Value of education
Another teacher, Aileen Soldavillo-Nut, said they cannot talk openly in the community against child marriages because it would embarrass and anger some tribal elders and leaders.
It was like swimming against the current, she said.
Giving the children a good education will eventually make them realize that early marriage is a mistake, said Soldavillo-Nut who, along with Miguel, teaches at the Banate IP School with an all-Tboli population of over 60 pupils.
School head Vic Salinas clarified that it is a personal advocacy of the teachers, who have seen and experienced the problems, being indigenous people themselves.
Miguel, Soldavillo-Nut, and two other mentors endure the weekly trips to be able to teach the Tboli children on a mixed-learning scheme of elementary grade levels.
Residents in Badtasan rely mainly on abaca farming and growing root crops. The village is isolated from the rest of Mindanao, having no electricity and communications, and where residents rely on torches and solar-energy lamps at night.
Solar lamps illuminate the school, where the children gather at night for feeding and additional learning.
To reach the school from the national highway, the teachers have to endure a 25-kilometer, two-hour ride on a habal-habal and about an hour of hiking along treacherous and landslide-prone mountain trails.
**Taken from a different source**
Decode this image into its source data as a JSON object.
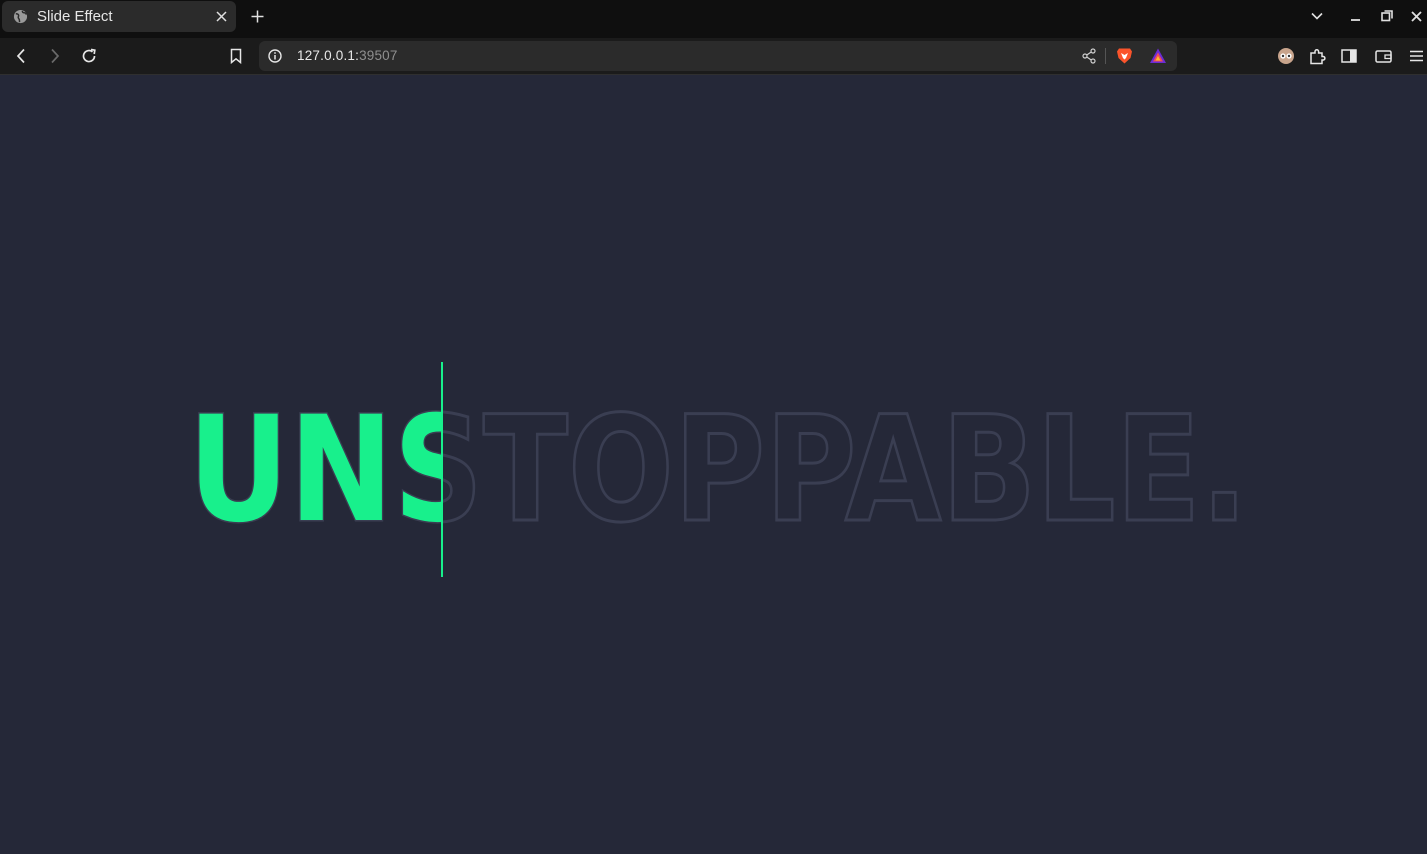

The teachers do this every week, leaving for school every Monday and staying there until Friday.
No turning back
The teachers have been in such routine for a few years until the COVID-19 pandemic interrupted it. Classes resumed in 2022, after pandemic restrictions were lifted in schools.
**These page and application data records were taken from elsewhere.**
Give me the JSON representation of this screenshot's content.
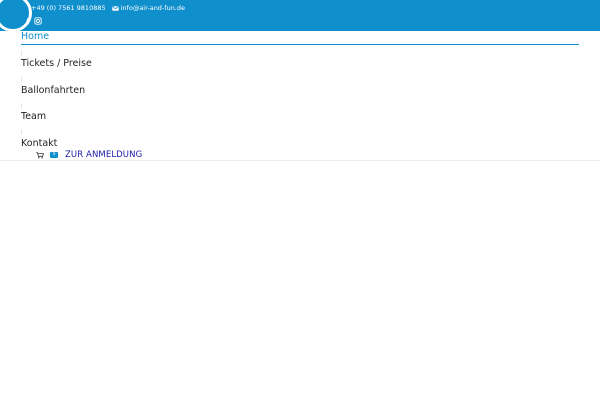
{
  "topbar": {
    "phone": "+49 (0) 7561 9810885",
    "email": "info@air-and-fun.de",
    "icons": [
      "logo-ring",
      "mail-icon",
      "facebook-icon",
      "instagram-icon"
    ],
    "background": "#0f8fcc"
  },
  "nav": {
    "items": [
      {
        "label": "Home",
        "active": true
      },
      {
        "label": "Tickets / Preise",
        "active": false
      },
      {
        "label": "Ballonfahrten",
        "active": false
      },
      {
        "label": "Team",
        "active": false
      },
      {
        "label": "Kontakt",
        "active": false
      }
    ],
    "active_color": "#0f8fcc"
  },
  "cart": {
    "count": "0",
    "cta_label": "ZUR ANMELDUNG",
    "cta_color": "#1a1aa8"
  }
}
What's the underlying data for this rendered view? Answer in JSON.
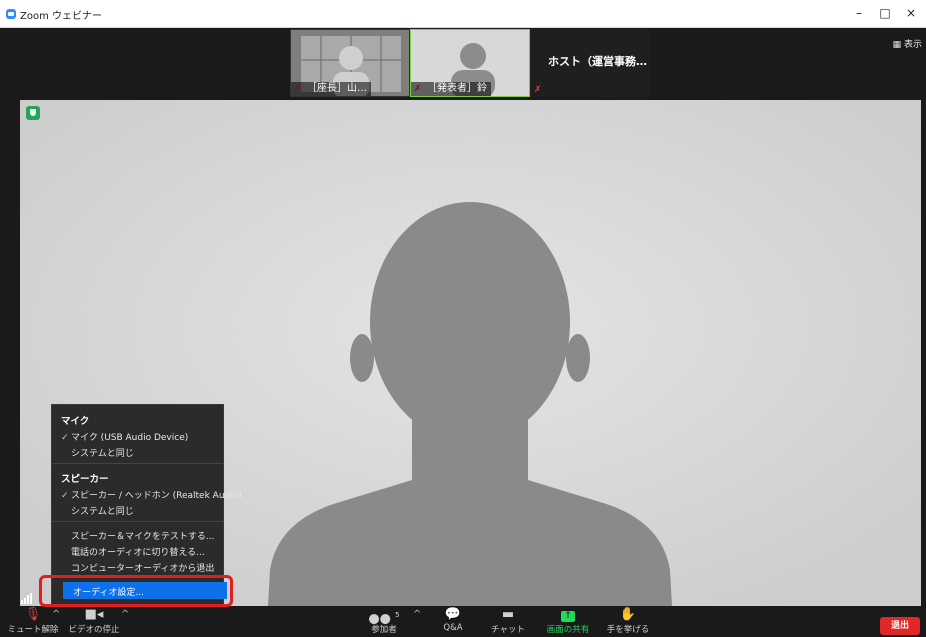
{
  "window": {
    "title": "Zoom ウェビナー",
    "controls": [
      "–",
      "□",
      "×"
    ]
  },
  "top_strip": {
    "view_button": "表示",
    "thumbnails": [
      {
        "label": "［座長］山…"
      },
      {
        "label": "［発表者］鈴"
      }
    ],
    "host_tile": {
      "name": "ホスト（運営事務…"
    }
  },
  "audio_menu": {
    "mic_header": "マイク",
    "mic_items": [
      {
        "label": "マイク (USB Audio Device)",
        "checked": true
      },
      {
        "label": "システムと同じ",
        "checked": false
      }
    ],
    "speaker_header": "スピーカー",
    "speaker_items": [
      {
        "label": "スピーカー / ヘッドホン (Realtek Audio)",
        "checked": true
      },
      {
        "label": "システムと同じ",
        "checked": false
      }
    ],
    "actions": [
      "スピーカー＆マイクをテストする...",
      "電話のオーディオに切り替える...",
      "コンピューターオーディオから退出"
    ],
    "selected_item": "オーディオ設定..."
  },
  "toolbar": {
    "unmute": "ミュート解除",
    "stop_video": "ビデオの停止",
    "participants": "参加者",
    "participants_count": "5",
    "qa": "Q&A",
    "chat": "チャット",
    "share_screen": "画面の共有",
    "raise_hand": "手を挙げる",
    "leave": "退出"
  },
  "colors": {
    "accent_blue": "#0e71eb",
    "leave_red": "#e02828",
    "share_green": "#23d959",
    "highlight_red": "#e02020"
  }
}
None of the teachers are allowed to travel alone for safety and security reasons, Miguel said. At times, soldiers would pass by the village in pursuit of criminals.
Since they cannot leave school after their work is done, the teachers devote an extra hour in the evening to hone the children’s reading abilities and to feed them. Malnutrition is evident among children in the area.
Spending time in the village gives the mentors a chance to show the kids the importance of education in escaping poverty and living a better life in the future.
“We want to inspire and empower them, the girls especially, to be educated and to have ambitions in life,” Miguel said.
The situation of the children in the upland community is what drove the teachers to go through difficulties to educate the kids and increase their potential, said an emotional Soldavillo-Nut.
“We want the children to realize that they can dream to finish school and be like us, too,” she said. – Rappler.com